Iowa Bankers Association’s president
The Iowa Bankers Association, which provides a number of services to Iowa banks including lobbying government officials, is preparing for the upcoming legislative session. The Business Record spoke with John Sorenson, the association’s president, last week about its goals for the coming year.
Q: What are your legislative priorities this year?
A: Our No. 1 priority will be to continue to look for regulatory changes and changes to the law that will help us better serve Iowans. There are some regulatory fixes that need to take place in the state. One change is that state-chartered banks need to be on a level playing field with nationally chartered banks when it comes to disclosure of real estate fees. That one should be relatively non-controversial.
Q: What other areas will you be focusing on?
A: Another priority will continue to be economic development. We’re trying to encourage entrepreneurship in Iowa communities with the Iowa Business Council and the Iowa Coalition for Innovation and Growth. We’re working to develop the physical resources and electronic resources to help people start businesses. We’re developing a Web site where people can get technical and marketing assistance. We’re excited about that particular project. At this stage, we’ve hired a group to help design the site and we’re working on content for it. We’re also going to be working on a bill that will let state-chartered banks organize as limited liability companies. It would allow a bank to pass through its taxable earnings to shareholders, as opposed to being taxed at the corporate level, similar to the way a subchapter S company works. It would provide institutions with more flexibility and would be attractive to new banks, mostly. It would be difficult for existing banks to convert.

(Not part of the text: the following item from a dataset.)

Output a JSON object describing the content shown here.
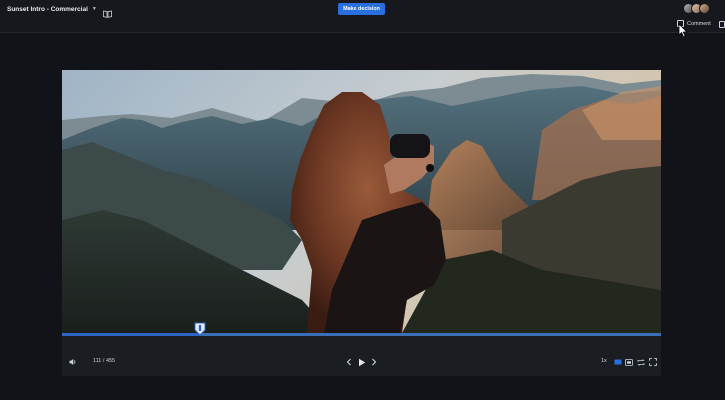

Q: Last year, there was a bit of a fight between the state’s credit unions and banks. Do you expect any issues to crop up this year?

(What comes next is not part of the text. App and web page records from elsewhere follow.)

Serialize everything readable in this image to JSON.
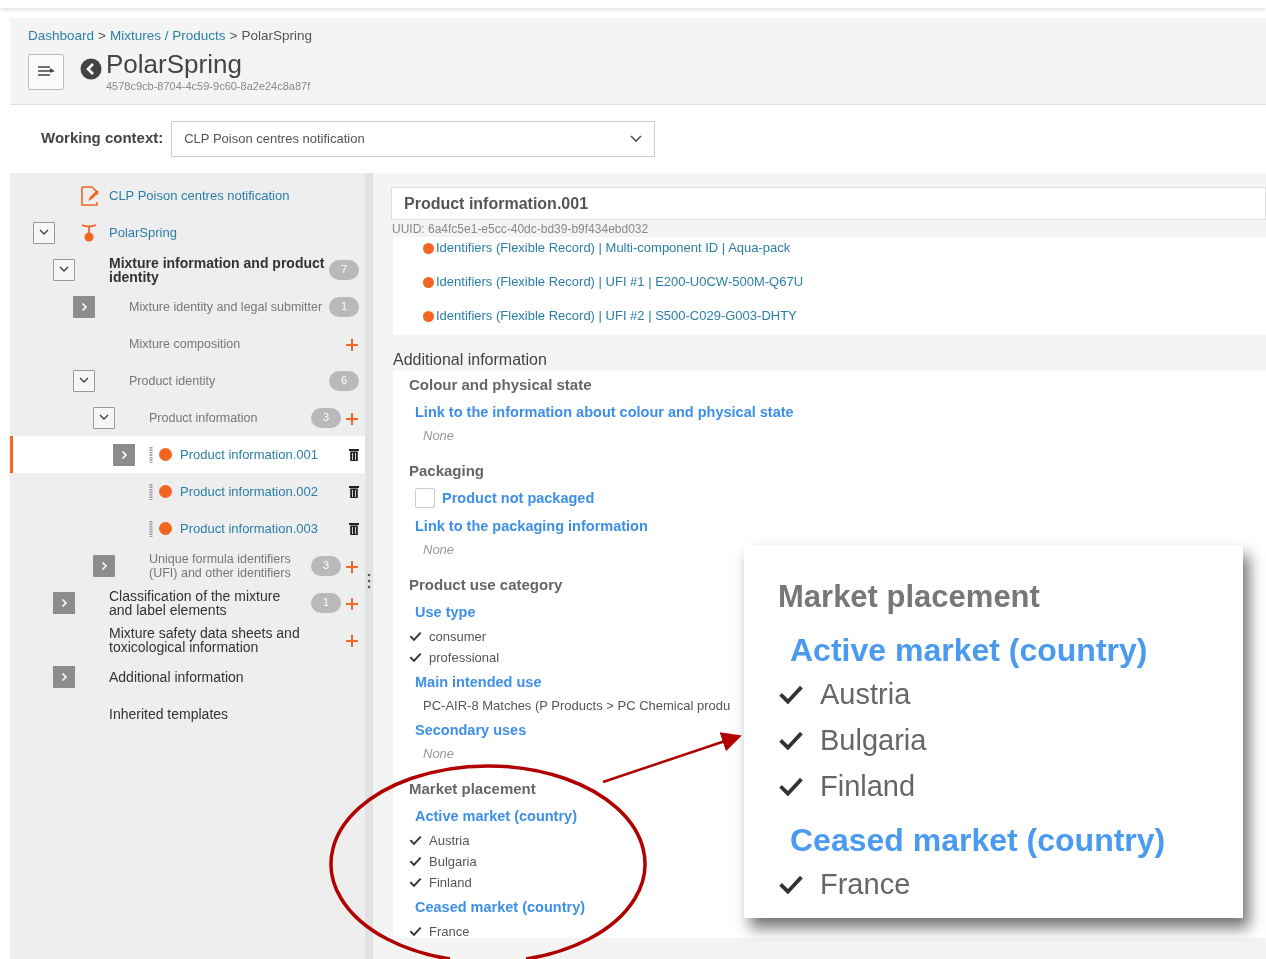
{
  "breadcrumb": [
    {
      "label": "Dashboard",
      "kind": "link"
    },
    {
      "label": ">",
      "kind": "separator"
    },
    {
      "label": "Mixtures / Products",
      "kind": "link"
    },
    {
      "label": ">",
      "kind": "separator"
    },
    {
      "label": "PolarSpring",
      "kind": "current"
    }
  ],
  "header": {
    "title": "PolarSpring",
    "uuid": "4578c9cb-8704-4c59-9c60-8a2e24c8a87f"
  },
  "working_context": {
    "label": "Working context:",
    "value": "CLP Poison centres notification"
  },
  "sidebar": {
    "tree": [
      {
        "label": "CLP Poison centres notification",
        "kind": "context",
        "selected": false
      },
      {
        "label": "PolarSpring",
        "kind": "root",
        "selected": false,
        "expanded": true,
        "children": [
          {
            "label": "Mixture information and product identity",
            "kind": "section",
            "selected": false,
            "expanded": true,
            "badge": "7",
            "children": [
              {
                "label": "Mixture identity and legal submitter",
                "kind": "group",
                "selected": false,
                "expanded": false,
                "badge": "1"
              },
              {
                "label": "Mixture composition",
                "kind": "group",
                "selected": false,
                "can_add": true
              },
              {
                "label": "Product identity",
                "kind": "group",
                "selected": false,
                "expanded": true,
                "badge": "6",
                "children": [
                  {
                    "label": "Product information",
                    "kind": "group",
                    "selected": false,
                    "expanded": true,
                    "badge": "3",
                    "can_add": true,
                    "children": [
                      {
                        "label": "Product information.001",
                        "kind": "record",
                        "selected": true,
                        "expanded": false
                      },
                      {
                        "label": "Product information.002",
                        "kind": "record",
                        "selected": false
                      },
                      {
                        "label": "Product information.003",
                        "kind": "record",
                        "selected": false
                      }
                    ]
                  },
                  {
                    "label": "Unique formula identifiers (UFI) and other identifiers",
                    "kind": "group",
                    "selected": false,
                    "expanded": false,
                    "badge": "3",
                    "can_add": true
                  }
                ]
              }
            ]
          },
          {
            "label": "Classification of the mixture and label elements",
            "kind": "section",
            "selected": false,
            "expanded": false,
            "badge": "1",
            "can_add": true
          },
          {
            "label": "Mixture safety data sheets and toxicological information",
            "kind": "section",
            "selected": false,
            "can_add": true
          },
          {
            "label": "Additional information",
            "kind": "section",
            "selected": false,
            "expanded": false
          },
          {
            "label": "Inherited templates",
            "kind": "section",
            "selected": false
          }
        ]
      }
    ]
  },
  "record": {
    "title": "Product information.001",
    "uuid": "UUID: 6a4fc5e1-e5cc-40dc-bd39-b9f434ebd032",
    "identifiers": [
      "Identifiers (Flexible Record) | Multi-component ID | Aqua-pack",
      "Identifiers (Flexible Record) | UFI #1 | E200-U0CW-500M-Q67U",
      "Identifiers (Flexible Record) | UFI #2 | S500-C029-G003-DHTY"
    ],
    "section_title": "Additional information",
    "groups": [
      {
        "heading": "Colour and physical state",
        "fields": [
          {
            "kind": "empty",
            "label": "Link to the information about colour and physical state",
            "value": "None"
          }
        ]
      },
      {
        "heading": "Packaging",
        "fields": [
          {
            "kind": "checkbox",
            "label": "Product not packaged",
            "checked": false
          },
          {
            "kind": "empty",
            "label": "Link to the packaging information",
            "value": "None"
          }
        ]
      },
      {
        "heading": "Product use category",
        "fields": [
          {
            "kind": "values",
            "label": "Use type",
            "items": [
              "consumer",
              "professional"
            ]
          },
          {
            "kind": "text",
            "label": "Main intended use",
            "value": "PC-AIR-8 Matches (P Products > PC Chemical produ"
          },
          {
            "kind": "empty",
            "label": "Secondary uses",
            "value": "None"
          }
        ]
      },
      {
        "heading": "Market placement",
        "fields": [
          {
            "kind": "values",
            "label": "Active market (country)",
            "items": [
              "Austria",
              "Bulgaria",
              "Finland"
            ]
          },
          {
            "kind": "values",
            "label": "Ceased market (country)",
            "items": [
              "France"
            ]
          }
        ]
      }
    ]
  },
  "zoom_inset": {
    "title": "Market placement",
    "fields": [
      {
        "label": "Active market (country)",
        "items": [
          "Austria",
          "Bulgaria",
          "Finland"
        ]
      },
      {
        "label": "Ceased market (country)",
        "items": [
          "France"
        ]
      }
    ]
  }
}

A: One of the biggest threats to community banks in our state is government-subsidized competition. I am talking about credit unions and the farm credit system. We have a bill that would tax large diversified credit unions that have gone beyond what their charters call for. We know credit unions continue to push for legislation at the state level that would expand their powers. There’s a proposal to let them raise capital much like a stock company does. We’ll be fighting that. The John Deere Community Credit Union is acquiring the Deere Community Credit union in Ankeny, a transaction that will create an institution with $1 billion in capital. People assume credit unions serve the underserved – the low-income people in our society. A recent study showed that, in actuality, banks serve a larger percentage of the low income population than credit unions do. It calls into question whether they deserve their tax-exempt status.